But why all of this? At its core, policymaking is about two things: choice under constraint and opportunity cost. Agendas are set, and those in a position to fashion an array of choices wield a considerable amount of power. Programs begin as fantasy, and quickly move to artists’ renditions, constituencies in multiple states, and, soon enough, line items that persist over time. Currently, much of our focus is on the cost and missed opportunities of the war in Iraq. But progressives should keep a watchful eye on the rest of the defense budget and the opportunity costs that it represents. After all, research and production costs for the B-2 were equivalent to the current gross national product of Pakistan, a comparison that if made of our annual expenditures in Iraq would undoubtedly have progressives up in arms. Ironically, as suggested by Robert Kaplan in a forthcoming Atlantic Monthly article, the thinking behind the B-2 was that “the pressure to counteract such a stealthy and powerful nuclear bomber would lure the Soviets into further wrecking their economy.” As we ponder our own economic future, and detect a distant clamoring for the “2018 bomber,” it would serve us well to hearken back to the birth of the B-2.

Lady in Blue: Mayawati Rules

Last week, the American magazine Business Week selected Mayawati, the Chief Minister of the Indian state of Uttar Pradesh, as one of the 50 most powerful people in India. How did the equivalent of a state Governor from one of India’s most backward states make it onto this list?

Uttar Pradesh (UP) is India’s largest state. Approximately 170 million people live there, 1/6 of the Indian population, and a substantial proportion of the world’s poor. Most of India’s prime ministers have come from U. P. and the state is also at the center of the important transformation of caste politics in India in the last two decades.

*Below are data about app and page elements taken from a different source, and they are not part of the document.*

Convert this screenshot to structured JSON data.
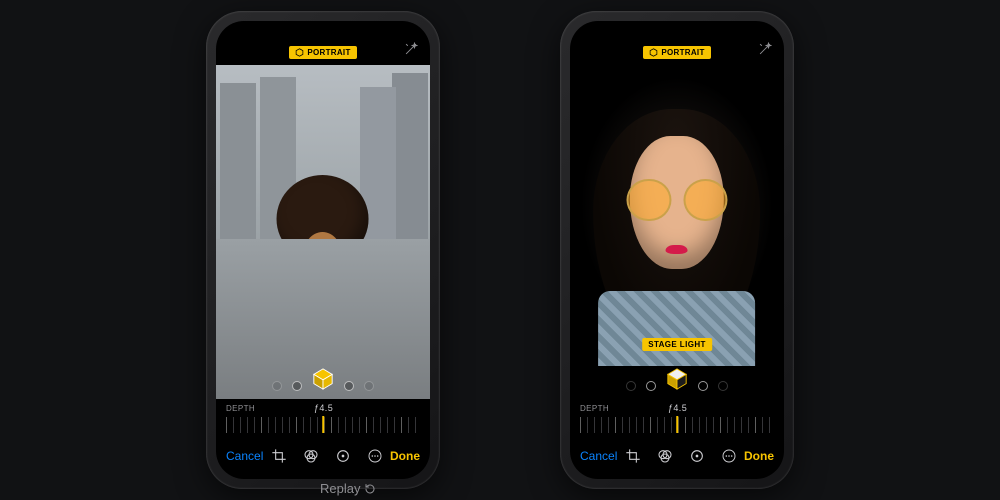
{
  "colors": {
    "accent": "#f7c400",
    "link": "#0a84ff",
    "muted": "#8e8e92"
  },
  "replay_label": "Replay",
  "phones": [
    {
      "id": "left",
      "mode_badge": "PORTRAIT",
      "lighting_label": null,
      "depth": {
        "label": "DEPTH",
        "value_text": "ƒ4.5",
        "value": 4.5,
        "min": 1.4,
        "max": 16
      },
      "toolbar": {
        "cancel": "Cancel",
        "done": "Done",
        "icons": [
          "crop-icon",
          "filters-icon",
          "adjust-icon",
          "more-icon"
        ]
      }
    },
    {
      "id": "right",
      "mode_badge": "PORTRAIT",
      "lighting_label": "STAGE LIGHT",
      "depth": {
        "label": "DEPTH",
        "value_text": "ƒ4.5",
        "value": 4.5,
        "min": 1.4,
        "max": 16
      },
      "toolbar": {
        "cancel": "Cancel",
        "done": "Done",
        "icons": [
          "crop-icon",
          "filters-icon",
          "adjust-icon",
          "more-icon"
        ]
      }
    }
  ]
}
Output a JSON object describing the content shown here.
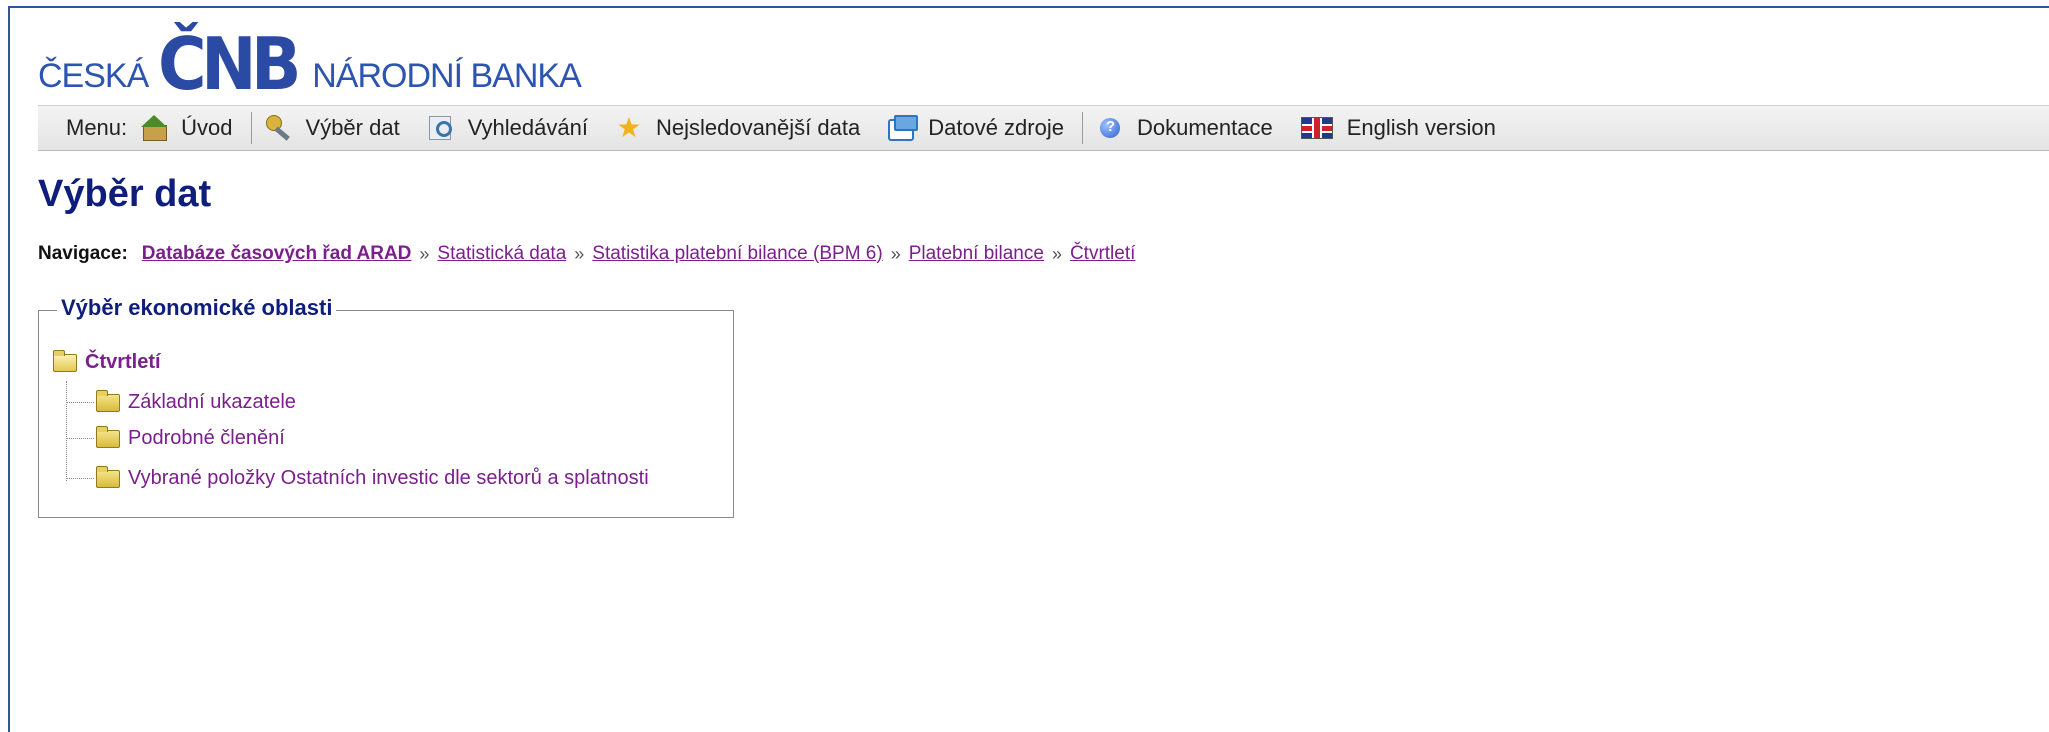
{
  "logo": {
    "left_text": "ČESKÁ",
    "mark_text": "ČNB",
    "right_text": "NÁRODNÍ BANKA"
  },
  "menu": {
    "label": "Menu:",
    "items": [
      {
        "label": "Úvod",
        "icon": "home-icon"
      },
      {
        "label": "Výběr dat",
        "icon": "key-icon"
      },
      {
        "label": "Vyhledávání",
        "icon": "search-icon"
      },
      {
        "label": "Nejsledovanější data",
        "icon": "star-icon"
      },
      {
        "label": "Datové zdroje",
        "icon": "data-source-icon"
      },
      {
        "label": "Dokumentace",
        "icon": "help-icon"
      },
      {
        "label": "English version",
        "icon": "uk-flag-icon"
      }
    ]
  },
  "page": {
    "title": "Výběr dat"
  },
  "breadcrumb": {
    "label": "Navigace:",
    "separator": "»",
    "items": [
      "Databáze časových řad ARAD",
      "Statistická data",
      "Statistika platební bilance (BPM 6)",
      "Platební bilance",
      "Čtvrtletí"
    ]
  },
  "economic_area": {
    "legend": "Výběr ekonomické oblasti",
    "root": "Čtvrtletí",
    "children": [
      "Základní ukazatele",
      "Podrobné členění",
      "Vybrané položky Ostatních investic dle sektorů a splatnosti"
    ]
  }
}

Mayawati is indeed the most powerful Dalit (the group formerly known as “untouchable,”) leader in India today. This is her fourth stint as Chief Minister, but it is the first time that she commands a stable majority in the state legislature. In fact, her recently inaugurated government is the first majority government in U. P. in about 15 years. Unstable coalitions have been blamed for U. P.’s notoriously inefficient and corrupt government, so, if the analysts are right, we should expect big things from a stable majority.

Solidarity Now? The solidarity economy comes to the US

“Solidarity”? After years of disdain, the concept may be gaining new life in the US. In July, a group of progressive organizers and academics launched the US Solidarity Economy Network (SEN-US), and its ambitions stretch well beyond picket-line chants. Founded at the US Social Forum in Atlanta, SEN-US aims to develop economic frameworks and practices based on democracy, equity, and sustainability. Examples include cooperatives (worker, producer, consumer, housing, financial), land trusts, fair trade, community supported agriculture (CSA), worker-controlled pension funds, and participatory budgeting.

Sound idealistic? Maybe it is, but solidarity economy networks have already seen results. Canada’s network leveraged $132 million in government funds for investment, research and training, for a comprehensive national policy framework. In countries such as Brazil and Argentina, solidarity economy advocates have developed national legislation and municipal policies that promote cooperatives.

The US may not be so far off. Organizations on the SEN-US Coordinating Committee, such as The US Federation of Worker Cooperatives, Grassroots Economic Organizing, The Center for Labor and Community Research, and The Center for Popular Economics, have already been fostering more democratic economic practices and enterprises. SEN-US aims to raise the visibility of these efforts, link them together through a broader economic framework and vision, develop common resources, and promote supportive public policies. After all that, solidarity might even become fashionable in the least likely of places…